◆ **EXERCISE DESCRIPTION**
Say only the number of lines in the entries below that contain "JSON".

[Dataset excerpts]
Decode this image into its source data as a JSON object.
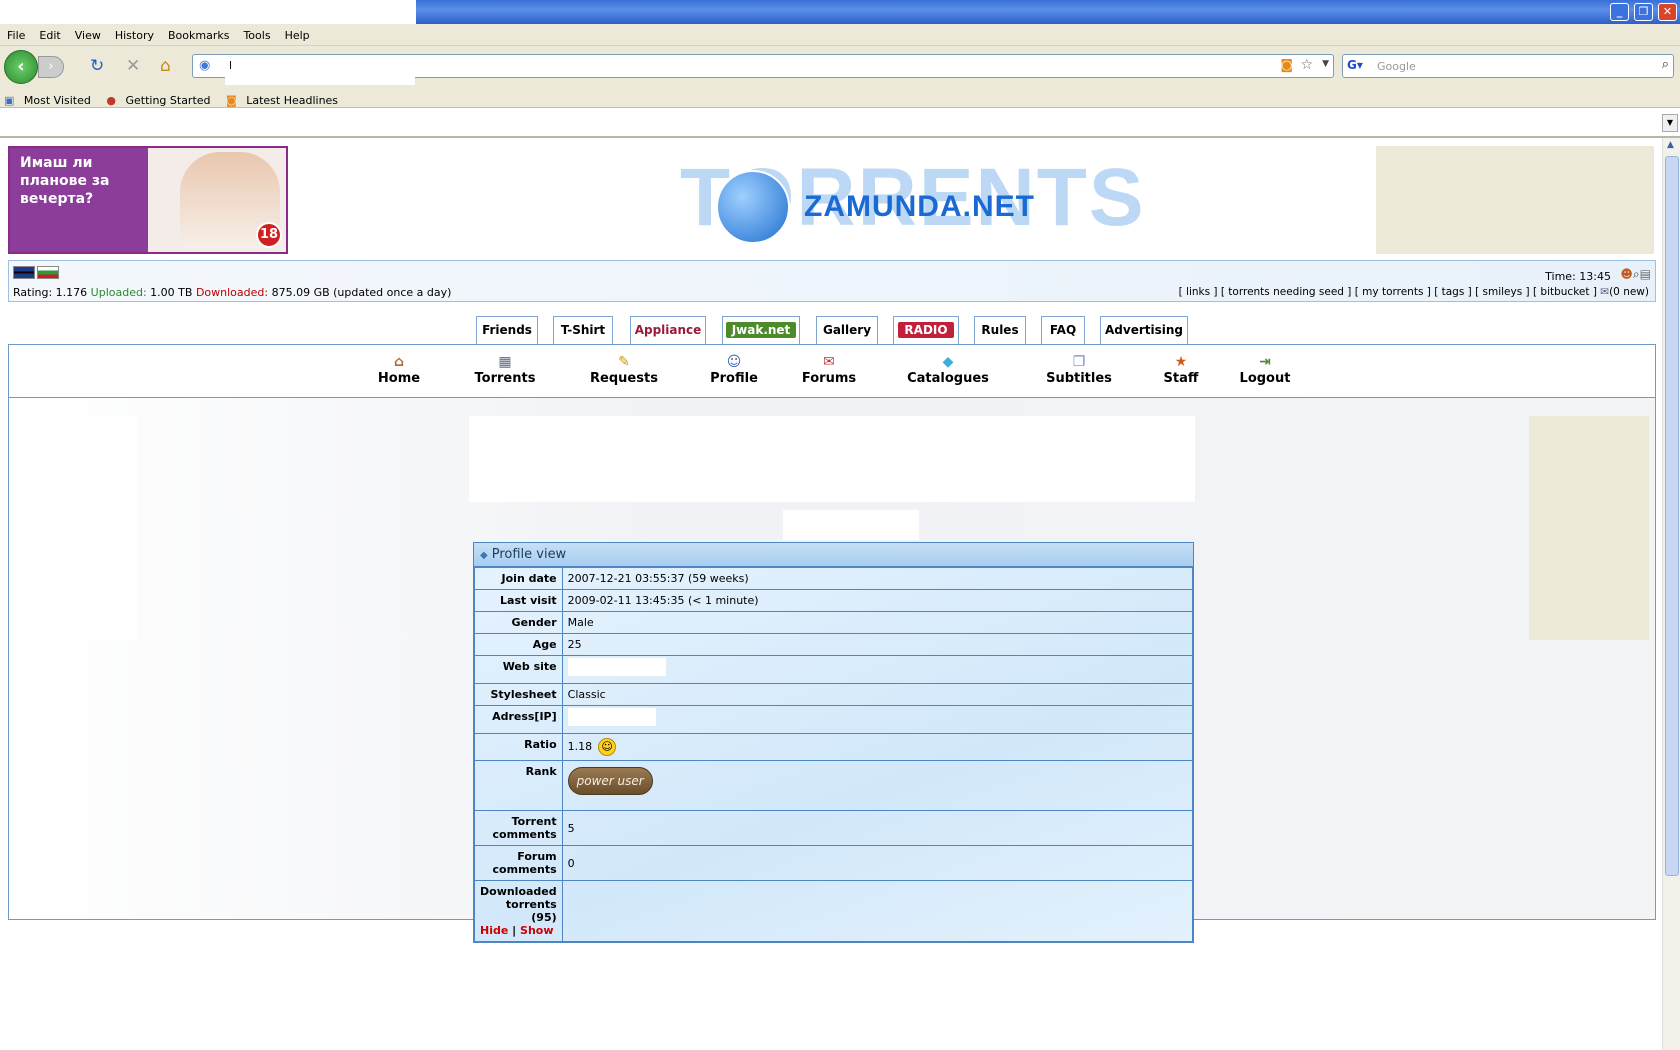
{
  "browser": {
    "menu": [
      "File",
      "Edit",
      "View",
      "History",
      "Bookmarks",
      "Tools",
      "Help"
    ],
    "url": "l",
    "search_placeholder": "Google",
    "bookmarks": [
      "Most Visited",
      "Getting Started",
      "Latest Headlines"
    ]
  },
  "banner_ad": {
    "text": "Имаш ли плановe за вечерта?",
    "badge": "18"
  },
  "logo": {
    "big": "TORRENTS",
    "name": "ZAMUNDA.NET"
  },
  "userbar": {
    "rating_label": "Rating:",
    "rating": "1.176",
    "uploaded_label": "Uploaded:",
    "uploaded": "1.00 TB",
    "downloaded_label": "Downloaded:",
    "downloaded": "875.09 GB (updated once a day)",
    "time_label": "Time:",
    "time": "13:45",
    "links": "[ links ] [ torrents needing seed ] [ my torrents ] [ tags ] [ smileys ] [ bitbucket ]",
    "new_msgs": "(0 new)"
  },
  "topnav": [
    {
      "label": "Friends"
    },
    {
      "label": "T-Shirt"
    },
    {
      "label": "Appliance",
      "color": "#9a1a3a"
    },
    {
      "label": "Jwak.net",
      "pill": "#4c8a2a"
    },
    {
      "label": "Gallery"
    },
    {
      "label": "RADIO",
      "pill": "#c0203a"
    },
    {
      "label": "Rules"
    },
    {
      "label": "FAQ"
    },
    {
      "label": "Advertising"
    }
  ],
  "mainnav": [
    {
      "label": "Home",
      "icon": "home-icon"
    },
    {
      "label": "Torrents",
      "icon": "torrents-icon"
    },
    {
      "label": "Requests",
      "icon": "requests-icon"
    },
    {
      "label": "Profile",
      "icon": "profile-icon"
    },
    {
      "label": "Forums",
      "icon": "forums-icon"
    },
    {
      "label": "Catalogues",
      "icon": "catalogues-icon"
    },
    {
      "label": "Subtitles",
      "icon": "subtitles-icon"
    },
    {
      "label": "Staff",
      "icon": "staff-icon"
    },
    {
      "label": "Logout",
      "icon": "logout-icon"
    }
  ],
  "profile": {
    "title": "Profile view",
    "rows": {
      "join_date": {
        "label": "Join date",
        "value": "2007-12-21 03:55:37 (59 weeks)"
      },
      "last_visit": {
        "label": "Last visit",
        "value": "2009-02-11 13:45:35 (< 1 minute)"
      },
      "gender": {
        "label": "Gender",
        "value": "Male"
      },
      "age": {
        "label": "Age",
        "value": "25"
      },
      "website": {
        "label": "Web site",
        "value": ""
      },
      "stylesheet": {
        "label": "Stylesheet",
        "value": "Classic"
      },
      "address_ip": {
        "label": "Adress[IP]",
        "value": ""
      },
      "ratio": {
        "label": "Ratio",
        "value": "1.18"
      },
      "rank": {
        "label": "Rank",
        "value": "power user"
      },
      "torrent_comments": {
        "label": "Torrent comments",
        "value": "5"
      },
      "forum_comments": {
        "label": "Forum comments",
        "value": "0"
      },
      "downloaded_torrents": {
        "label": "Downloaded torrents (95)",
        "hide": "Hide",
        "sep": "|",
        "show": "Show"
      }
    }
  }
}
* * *
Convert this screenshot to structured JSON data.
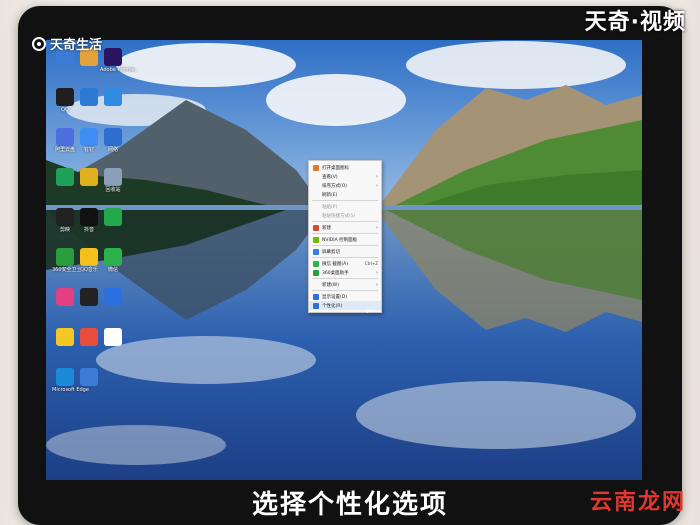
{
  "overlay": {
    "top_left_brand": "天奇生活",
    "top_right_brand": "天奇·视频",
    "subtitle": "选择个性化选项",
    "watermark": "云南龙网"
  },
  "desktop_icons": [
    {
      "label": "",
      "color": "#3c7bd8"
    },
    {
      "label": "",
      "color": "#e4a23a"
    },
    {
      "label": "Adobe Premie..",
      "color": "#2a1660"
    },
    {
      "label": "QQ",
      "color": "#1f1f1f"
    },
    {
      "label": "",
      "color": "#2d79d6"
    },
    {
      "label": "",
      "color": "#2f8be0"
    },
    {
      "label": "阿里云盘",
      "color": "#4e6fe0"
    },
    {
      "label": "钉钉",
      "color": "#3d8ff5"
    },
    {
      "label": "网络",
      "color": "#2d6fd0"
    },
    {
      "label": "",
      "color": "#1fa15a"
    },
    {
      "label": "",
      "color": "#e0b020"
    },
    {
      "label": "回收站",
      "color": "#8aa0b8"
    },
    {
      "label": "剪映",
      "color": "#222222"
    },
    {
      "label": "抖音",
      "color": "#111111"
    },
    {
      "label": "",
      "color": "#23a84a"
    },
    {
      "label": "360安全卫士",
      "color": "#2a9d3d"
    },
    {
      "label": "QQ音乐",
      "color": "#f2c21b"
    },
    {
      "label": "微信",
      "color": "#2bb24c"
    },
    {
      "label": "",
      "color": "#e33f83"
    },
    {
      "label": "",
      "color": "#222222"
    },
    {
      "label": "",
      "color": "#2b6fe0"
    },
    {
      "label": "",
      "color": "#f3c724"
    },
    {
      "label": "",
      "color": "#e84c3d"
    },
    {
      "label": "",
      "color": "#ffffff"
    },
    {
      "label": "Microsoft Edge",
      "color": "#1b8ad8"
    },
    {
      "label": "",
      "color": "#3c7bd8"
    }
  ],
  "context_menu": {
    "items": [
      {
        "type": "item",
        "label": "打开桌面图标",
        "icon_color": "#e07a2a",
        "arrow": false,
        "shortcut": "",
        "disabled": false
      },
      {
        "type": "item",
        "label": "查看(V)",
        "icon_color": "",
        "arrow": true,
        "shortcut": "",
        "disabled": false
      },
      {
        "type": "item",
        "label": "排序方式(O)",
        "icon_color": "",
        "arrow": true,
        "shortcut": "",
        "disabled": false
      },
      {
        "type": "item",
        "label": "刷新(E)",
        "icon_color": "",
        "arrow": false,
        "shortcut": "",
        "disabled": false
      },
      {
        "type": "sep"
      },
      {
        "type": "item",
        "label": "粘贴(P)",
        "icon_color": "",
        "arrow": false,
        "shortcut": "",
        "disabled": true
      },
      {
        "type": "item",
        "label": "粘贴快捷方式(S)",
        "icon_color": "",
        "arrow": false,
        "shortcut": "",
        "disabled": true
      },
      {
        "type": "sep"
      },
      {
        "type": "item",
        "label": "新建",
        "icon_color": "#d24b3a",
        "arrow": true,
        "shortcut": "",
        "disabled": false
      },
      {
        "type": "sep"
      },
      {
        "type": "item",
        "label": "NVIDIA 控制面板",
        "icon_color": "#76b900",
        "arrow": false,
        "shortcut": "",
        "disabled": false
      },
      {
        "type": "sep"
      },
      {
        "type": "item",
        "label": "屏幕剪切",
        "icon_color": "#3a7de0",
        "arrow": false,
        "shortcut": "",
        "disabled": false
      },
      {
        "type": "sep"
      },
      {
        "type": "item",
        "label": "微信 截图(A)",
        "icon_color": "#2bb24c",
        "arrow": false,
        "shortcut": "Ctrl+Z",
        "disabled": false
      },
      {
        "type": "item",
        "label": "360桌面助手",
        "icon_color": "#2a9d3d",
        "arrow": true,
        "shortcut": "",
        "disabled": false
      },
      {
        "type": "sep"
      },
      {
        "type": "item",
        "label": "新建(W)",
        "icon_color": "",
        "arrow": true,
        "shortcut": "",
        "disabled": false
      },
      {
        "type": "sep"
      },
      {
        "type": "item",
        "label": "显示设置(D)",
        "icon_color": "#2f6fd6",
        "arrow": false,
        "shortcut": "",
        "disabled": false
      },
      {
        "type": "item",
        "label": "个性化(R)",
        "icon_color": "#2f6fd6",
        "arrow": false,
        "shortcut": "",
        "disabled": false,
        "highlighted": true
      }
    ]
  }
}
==
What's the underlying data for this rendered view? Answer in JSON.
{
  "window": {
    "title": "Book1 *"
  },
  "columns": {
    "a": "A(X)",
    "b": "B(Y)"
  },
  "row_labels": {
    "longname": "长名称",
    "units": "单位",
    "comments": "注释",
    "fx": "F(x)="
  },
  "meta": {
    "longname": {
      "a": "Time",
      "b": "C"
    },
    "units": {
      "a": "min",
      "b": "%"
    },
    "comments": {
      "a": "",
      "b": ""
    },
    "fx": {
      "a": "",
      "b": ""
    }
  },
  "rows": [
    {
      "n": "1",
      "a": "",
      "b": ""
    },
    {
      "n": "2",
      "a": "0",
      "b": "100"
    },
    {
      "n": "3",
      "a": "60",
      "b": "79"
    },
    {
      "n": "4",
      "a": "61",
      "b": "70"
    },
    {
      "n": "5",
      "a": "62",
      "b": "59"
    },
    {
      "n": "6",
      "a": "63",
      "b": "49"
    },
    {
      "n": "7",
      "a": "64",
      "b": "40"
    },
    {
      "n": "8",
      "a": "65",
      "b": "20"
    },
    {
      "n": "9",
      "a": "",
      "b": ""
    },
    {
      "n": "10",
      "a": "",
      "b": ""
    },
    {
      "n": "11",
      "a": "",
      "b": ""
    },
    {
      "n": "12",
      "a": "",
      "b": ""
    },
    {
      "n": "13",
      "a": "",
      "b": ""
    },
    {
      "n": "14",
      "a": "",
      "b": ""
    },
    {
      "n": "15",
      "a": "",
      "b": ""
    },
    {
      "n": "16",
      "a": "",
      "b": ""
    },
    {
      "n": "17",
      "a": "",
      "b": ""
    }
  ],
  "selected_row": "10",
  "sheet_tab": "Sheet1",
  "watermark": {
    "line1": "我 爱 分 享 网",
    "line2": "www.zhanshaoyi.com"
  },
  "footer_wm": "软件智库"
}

◆ **RESULT FOR THIS TASK**
3